Of course, there’s also the Di Grasso men, whose desires fall in line with their respective generations. Bert, the eldest, is an unabashed if charming chauvinist who makes no attempts to conceal what he wants from women. Dominic is more subtle, but also more insidious, as he lies and cheats and pays in order to conceal but never change his irksome yearnings. Finally, there’s Albie, who has managed to convince himself that his own desires are not natural, nor are they loathsome, but in fact—when executed properly—they are noble. Remember, he’s a feminist. When Lucia plays him, he’s smart enough to not be surprised, but nor does he rethink his approach when next Portia offers up her cell number. And so the cycle continues.
Finally, we’re left with Mia and Lucia, the Italian sex workers who might be the only characters whose desires this season remained purely practical. Mia wanted to sing. Lucia wanted enough money to live her life freely. They both got what they wanted by taking advantage of the guests’s furiously screwed-up longings and jealousies. In the end, they were not the women of the Sicilian testa di moro legend, in which a traveler falls in love with a Sicilian girl, only for her to cut off his head when she learns he has a family back home. Instead, they are the women who carried on the tradition of these ceramic vases: taking what was once a symbol of betrayal and turning it into a thing of beauty.
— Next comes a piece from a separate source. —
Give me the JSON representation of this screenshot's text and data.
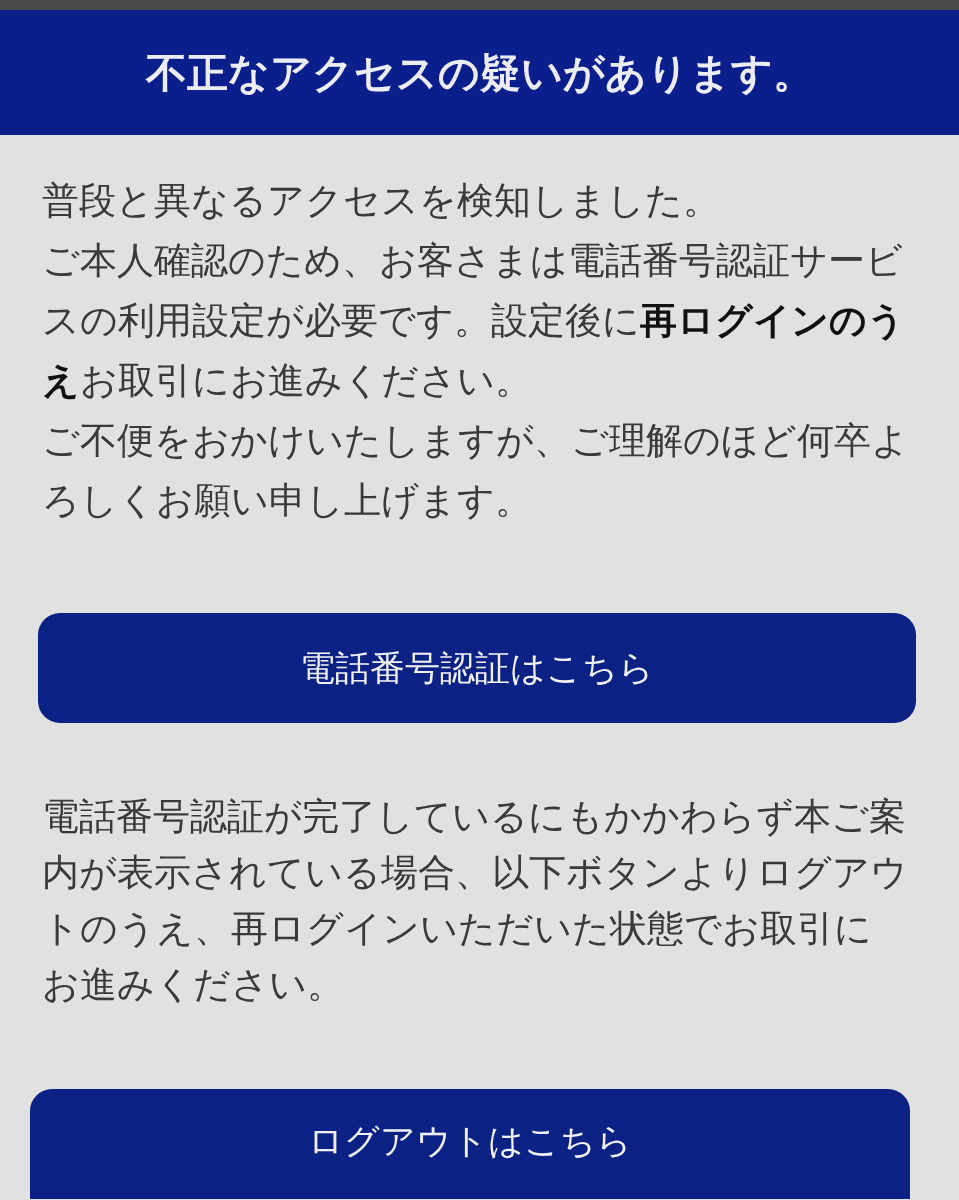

Lauren Puckett-Pope is an associate editor at ELLE, where she covers film, TV, books and fashion.